I bought a big pile of 50 or 60 records for sampling, haven't listened to any of it yet. But I can find [any] record on a blog somewhere. It sounds lazy, but it's easier to download and put it straight into Fruity Loops without having to rip it from vinyl.”
What’s your recording process like now? How do your beats go from idea to full song?
“I always have my phone on me. If I have a melody idea, I'll be humming something and do a voice memo, then load it up in the computer later. I try to start differently every time though. If you start the same process every time, you make the same shit over and over.”
Kanye West is known for his highly collaborative studio sessions. It’s basically communal creation. Has that process rubbed off on you in the recording of this album?
“I was keen to have people involved in the process, like Mark Ronson. Getting other ears made a difference, or involving extra musicians. A majority was done myself. I tried to be executive producer and musical director of the record, rather than the guy who makes instrumentals.
Before, I would just find a sample, whereas now I'm gonna call this guy up to play some keys or record this part. The first record was just me — vocal tracks were done by sending emails. With this record I made an effort to have people come to the studio. Otherwise you don’t get the input on content. I wasn’t [always] a good collaborator; it took me a while to get to that stage.”
When your career is over and you’re looking back on your accomplishments, is there anyone whose career you’d like yours to resemble?

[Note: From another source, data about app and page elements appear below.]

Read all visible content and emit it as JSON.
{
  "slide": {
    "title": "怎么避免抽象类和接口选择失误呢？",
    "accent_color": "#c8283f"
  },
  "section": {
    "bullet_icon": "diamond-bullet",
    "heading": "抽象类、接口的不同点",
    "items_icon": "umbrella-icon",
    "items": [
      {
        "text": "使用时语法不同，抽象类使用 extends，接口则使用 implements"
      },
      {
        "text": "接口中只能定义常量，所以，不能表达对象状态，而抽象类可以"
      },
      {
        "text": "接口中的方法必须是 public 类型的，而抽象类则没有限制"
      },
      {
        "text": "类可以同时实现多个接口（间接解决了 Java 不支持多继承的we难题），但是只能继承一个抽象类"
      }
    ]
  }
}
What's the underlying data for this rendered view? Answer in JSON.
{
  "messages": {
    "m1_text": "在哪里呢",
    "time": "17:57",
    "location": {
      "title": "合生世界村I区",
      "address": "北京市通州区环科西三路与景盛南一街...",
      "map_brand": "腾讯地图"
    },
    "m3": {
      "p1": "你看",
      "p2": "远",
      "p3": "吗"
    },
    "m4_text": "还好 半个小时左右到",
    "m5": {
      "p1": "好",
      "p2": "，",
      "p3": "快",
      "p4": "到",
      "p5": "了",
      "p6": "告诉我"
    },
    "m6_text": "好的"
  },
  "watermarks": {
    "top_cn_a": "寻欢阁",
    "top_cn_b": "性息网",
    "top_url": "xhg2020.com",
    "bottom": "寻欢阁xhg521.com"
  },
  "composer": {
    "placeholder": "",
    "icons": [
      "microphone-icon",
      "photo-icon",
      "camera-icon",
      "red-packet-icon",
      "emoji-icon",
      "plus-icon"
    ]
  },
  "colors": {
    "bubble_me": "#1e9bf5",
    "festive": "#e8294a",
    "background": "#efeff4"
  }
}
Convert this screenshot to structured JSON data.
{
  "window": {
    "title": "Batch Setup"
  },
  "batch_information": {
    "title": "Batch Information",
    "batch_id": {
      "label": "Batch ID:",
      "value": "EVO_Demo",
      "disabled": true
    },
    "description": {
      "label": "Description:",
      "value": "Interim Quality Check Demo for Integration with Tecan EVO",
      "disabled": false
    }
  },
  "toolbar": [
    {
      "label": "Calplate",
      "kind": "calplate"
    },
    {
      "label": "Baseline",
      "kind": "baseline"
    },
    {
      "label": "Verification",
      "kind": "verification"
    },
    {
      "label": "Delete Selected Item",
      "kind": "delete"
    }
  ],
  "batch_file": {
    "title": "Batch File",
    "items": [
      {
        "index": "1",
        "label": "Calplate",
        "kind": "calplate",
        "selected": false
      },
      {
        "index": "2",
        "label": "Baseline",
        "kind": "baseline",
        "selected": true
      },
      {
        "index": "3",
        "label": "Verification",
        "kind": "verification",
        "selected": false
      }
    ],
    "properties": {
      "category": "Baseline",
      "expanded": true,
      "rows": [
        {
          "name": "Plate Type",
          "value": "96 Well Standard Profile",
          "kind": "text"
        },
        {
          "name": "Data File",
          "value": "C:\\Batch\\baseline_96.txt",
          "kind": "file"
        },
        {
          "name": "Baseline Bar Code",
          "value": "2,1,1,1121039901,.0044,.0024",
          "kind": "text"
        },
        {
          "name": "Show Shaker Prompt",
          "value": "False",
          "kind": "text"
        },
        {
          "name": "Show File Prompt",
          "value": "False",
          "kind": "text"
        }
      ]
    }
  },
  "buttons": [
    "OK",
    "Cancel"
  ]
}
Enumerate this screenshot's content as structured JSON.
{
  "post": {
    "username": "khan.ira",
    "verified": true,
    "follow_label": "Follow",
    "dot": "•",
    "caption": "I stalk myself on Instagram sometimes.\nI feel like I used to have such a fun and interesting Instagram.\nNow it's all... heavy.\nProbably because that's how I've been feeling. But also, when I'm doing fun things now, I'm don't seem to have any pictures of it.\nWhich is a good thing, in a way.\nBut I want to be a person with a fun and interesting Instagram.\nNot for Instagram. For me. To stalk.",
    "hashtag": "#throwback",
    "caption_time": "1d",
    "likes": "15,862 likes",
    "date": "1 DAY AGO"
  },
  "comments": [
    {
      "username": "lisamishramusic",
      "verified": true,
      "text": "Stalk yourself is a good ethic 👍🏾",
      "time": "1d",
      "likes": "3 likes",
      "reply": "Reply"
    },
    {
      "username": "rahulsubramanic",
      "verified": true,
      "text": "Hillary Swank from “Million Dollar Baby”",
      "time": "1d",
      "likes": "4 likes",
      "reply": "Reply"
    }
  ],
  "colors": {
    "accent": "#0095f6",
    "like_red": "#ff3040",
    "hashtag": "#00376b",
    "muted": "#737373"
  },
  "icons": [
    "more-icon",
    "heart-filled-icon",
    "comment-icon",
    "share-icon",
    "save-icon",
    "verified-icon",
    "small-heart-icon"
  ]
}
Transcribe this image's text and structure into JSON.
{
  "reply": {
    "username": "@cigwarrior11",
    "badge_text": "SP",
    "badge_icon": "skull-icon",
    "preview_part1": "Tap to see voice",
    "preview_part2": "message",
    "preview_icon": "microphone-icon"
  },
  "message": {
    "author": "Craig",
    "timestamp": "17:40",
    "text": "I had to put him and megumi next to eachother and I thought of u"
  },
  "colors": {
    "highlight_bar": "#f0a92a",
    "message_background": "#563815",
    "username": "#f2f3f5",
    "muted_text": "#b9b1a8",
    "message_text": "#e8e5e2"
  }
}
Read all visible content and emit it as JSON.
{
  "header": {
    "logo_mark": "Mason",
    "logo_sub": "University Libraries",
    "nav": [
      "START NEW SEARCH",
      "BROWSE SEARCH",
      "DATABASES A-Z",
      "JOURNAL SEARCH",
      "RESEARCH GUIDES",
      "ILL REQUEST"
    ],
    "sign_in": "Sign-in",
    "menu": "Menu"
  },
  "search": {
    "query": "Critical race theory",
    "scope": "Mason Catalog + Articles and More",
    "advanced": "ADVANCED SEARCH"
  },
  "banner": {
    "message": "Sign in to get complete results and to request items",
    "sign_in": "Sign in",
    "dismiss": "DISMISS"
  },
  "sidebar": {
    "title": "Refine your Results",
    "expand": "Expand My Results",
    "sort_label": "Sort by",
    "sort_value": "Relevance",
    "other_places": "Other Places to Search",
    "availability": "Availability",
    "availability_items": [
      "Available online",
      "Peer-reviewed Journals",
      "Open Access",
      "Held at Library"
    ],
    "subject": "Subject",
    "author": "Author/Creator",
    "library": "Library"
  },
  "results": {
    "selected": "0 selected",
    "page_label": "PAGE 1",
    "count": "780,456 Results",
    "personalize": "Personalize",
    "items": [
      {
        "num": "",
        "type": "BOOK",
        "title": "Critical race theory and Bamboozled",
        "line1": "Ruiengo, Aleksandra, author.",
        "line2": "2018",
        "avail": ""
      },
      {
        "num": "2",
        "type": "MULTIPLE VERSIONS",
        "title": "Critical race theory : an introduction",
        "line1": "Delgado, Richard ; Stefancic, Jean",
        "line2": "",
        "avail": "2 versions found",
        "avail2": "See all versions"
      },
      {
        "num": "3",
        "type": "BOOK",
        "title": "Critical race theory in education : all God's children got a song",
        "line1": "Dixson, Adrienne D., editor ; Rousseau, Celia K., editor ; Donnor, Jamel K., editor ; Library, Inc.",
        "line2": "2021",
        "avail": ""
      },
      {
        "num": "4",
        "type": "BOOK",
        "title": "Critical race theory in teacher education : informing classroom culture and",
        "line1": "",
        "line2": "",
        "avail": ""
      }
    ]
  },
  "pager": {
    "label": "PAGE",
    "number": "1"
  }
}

“Quincy Jones. He's been able to make some of the biggest pop records of all time, but also made weird indulgent side projects and did film soundtracks. He's been never restricted to one thing.”